Spike Lee Placed An Angry Message For Oscar Voters In She's Gotta Have It

Legendary director Spike Lee has had his fair share of beef with the Oscars. And rightfully so: it seems the Academy — and its annual awards ceremony — have never really respected Lee's groundbreaking (and at times, controversial) work. After over 30 years of filmmaking, Lee has only won a single Oscar. Lee, by contrast, is all about giving credit where it's due, and he's also never been shy about sharing his opinion. Some thoughts have even trickled into his more recent work, specifically concerning Denzel Washington's performance in his 1992 film "Malcolm X."

"She's Gotta Have It" — the Netflix series that rebooted Lee's film of the same name — features a discussion of the film in question. It all begins when Nola Darling (DeWanda Wise) invites her new hookup Mars Blackmon (Anthony Ramos) to her place, a spacious loft in a now-gentrified Brooklyn. Mars is quick to notice the work-in-progress portrait of Malcolm X in Nola's studio. The conversation pivots quickly to Denzel's portrayal of the civil rights icon: both Nola and Mars agree that Washington was robbed of a well-deserved Oscar.

Nola concedes that Washington might have been "too Black" for the Academy at the time. "Al Pacino, though? Come on."

Pacino was nominated for, and won, Best Actor over Washington for the film "Scent of a Woman. Though his triumph was not nearly as messy as the "La La Land" mix-up of 2017, Nola argues that the actor still beat Washington on a technicality.

Bad call, Academy

Al Pacino is, incontestably, one of the finest actors of his generation. He's starred in some of the greatest films of all time, but he hasn't always been acknowledged for his performances. Before "Scent of a Woman," Pacino had been snubbed four times by the Academy: for "The Godfather" and its sequel, for "Serpico," and for "Dog Day Afternoon." His Oscar, according to Nola, was "long overdue," which led to his win in 1993. "It was an Academy of Motion Picture Arts and Sciences makeup call," she explains.

In the sports world (namely in basketball), a makeup call is essentially a retroactive fix for a refereeing error. If, earlier in the game, a referee ignores a penalty, he'll later try to "make up" for the oversight by calling a similar penalty later. The actual existence of the makeup call is contested in the NBA, but it totally happens — on the court as well as at the Oscars. Leonardo DiCaprio's win for "The Revenant" in 2016 (when he should have won years before) was most definitely a makeup call. Nola argues that Pacino's win in 1993 was secured under similar circumstances.

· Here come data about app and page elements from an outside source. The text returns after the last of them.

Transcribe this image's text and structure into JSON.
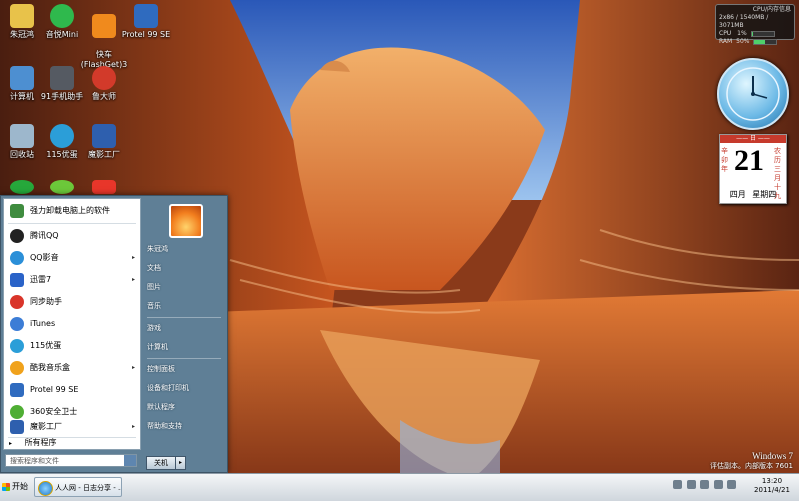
{
  "desktop": {
    "icons": [
      {
        "label": "朱冠鸿",
        "color": "#e8c24a"
      },
      {
        "label": "音悦Mini",
        "color": "#2fb94d"
      },
      {
        "label": "快车\n(FlashGet)3",
        "color": "#f08a1d"
      },
      {
        "label": "Protel 99 SE",
        "color": "#2f6bbf"
      },
      {
        "label": "计算机",
        "color": "#4d8fd1"
      },
      {
        "label": "91手机助手",
        "color": "#555a62"
      },
      {
        "label": "鲁大师",
        "color": "#d23a2a"
      },
      {
        "label": "回收站",
        "color": "#9db7cc"
      },
      {
        "label": "115优蛋",
        "color": "#2b9ed8"
      },
      {
        "label": "魔影工厂",
        "color": "#2e5fae"
      }
    ]
  },
  "widgets": {
    "cpu_title": "CPU/内存信息",
    "cpu_mem": "2x86 / 1540MB / 3071MB",
    "cpu_label": "CPU",
    "cpu_value": "1%",
    "cpu_fraction": 0.01,
    "ram_label": "RAM",
    "ram_value": "50%",
    "ram_fraction": 0.5,
    "calendar_top": "—— 日 ——",
    "calendar_day": "21",
    "calendar_left": "辛卯年",
    "calendar_month": "四月",
    "calendar_right": "农历三月十九",
    "calendar_weekday": "星期四"
  },
  "start_menu": {
    "left_items": [
      {
        "label": "强力卸载电脑上的软件",
        "color": "#3f8c3f",
        "arrow": ""
      },
      {
        "label": "腾讯QQ",
        "color": "#222222",
        "arrow": ""
      },
      {
        "label": "QQ影音",
        "color": "#2b8fd8",
        "arrow": "▸"
      },
      {
        "label": "迅雷7",
        "color": "#2a63c8",
        "arrow": "▸"
      },
      {
        "label": "同步助手",
        "color": "#d9352a",
        "arrow": ""
      },
      {
        "label": "iTunes",
        "color": "#3c7dd6",
        "arrow": ""
      },
      {
        "label": "115优蛋",
        "color": "#2b9ed8",
        "arrow": ""
      },
      {
        "label": "酷我音乐盒",
        "color": "#f0a21c",
        "arrow": "▸"
      },
      {
        "label": "Protel 99 SE",
        "color": "#2f6bbf",
        "arrow": ""
      },
      {
        "label": "360安全卫士",
        "color": "#4fae34",
        "arrow": ""
      },
      {
        "label": "魔影工厂",
        "color": "#2e5fae",
        "arrow": "▸"
      }
    ],
    "all_programs": "所有程序",
    "all_arrow": "▸",
    "search_placeholder": "搜索程序和文件",
    "right_items": [
      "朱冠鸿",
      "文档",
      "图片",
      "音乐",
      "游戏",
      "计算机",
      "控制面板",
      "设备和打印机",
      "默认程序",
      "帮助和支持"
    ],
    "shutdown": "关机",
    "shutdown_arrow": "▸"
  },
  "taskbar": {
    "start_label": "开始",
    "task_label": "人人网 - 日志分享 - ...",
    "time": "13:20",
    "date": "2011/4/21"
  },
  "watermark": {
    "line1": "Windows 7",
    "line2": "评估副本。内部版本 7601"
  }
}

Awarding Pacino his Oscar for "Scent of a Woman" meant that Washington's own snub would have to be addressed later on. Nola believes that the actor's win for his performance in "Training Day" was yet another makeup call, but "he should've won anyway — so the Academy still owes D another one."

Spike's gotta have it

This exchange is just meta enough to work — both as a wink to Lee's filmography, and to his own snubs at the Oscars. His incendiary masterpiece "Do the Right Thing" was famously shut out of all but two categories at the 1990 Oscars, a night that belonged to the much-tamer racial narrative "Driving Miss Daisy." Lee was one of several Black filmmakers to boycott the Oscars in 2016, the year that carried the brunt of the #OscarsSoWhite controversy. And though he was up for Best Director and Best Picture in 2019 (for "BlacKkKlansman"), "Green Book" would triumph in the latter — and Lee, infamously, stormed out of the Dolby Theater as a result. "Every time somebody's driving somebody, I lose," Lee said after the ceremony.

Lee won his first non-honorary Oscar that same night, for Best Adapted Screenplay. That he's never been honored with Best Director for any of his work speaks to some serious oversight on the Academy's end, but he's not the only one. Not a single Black director has been able to nab the award in all of Oscar's history — it wasn't until 1992 that John Singleton became the first to even score a nomination. It will probably take more than a makeup call to reverse that damage, but for now, it seems like Lee's mistrust of the Academy is entirely warranted.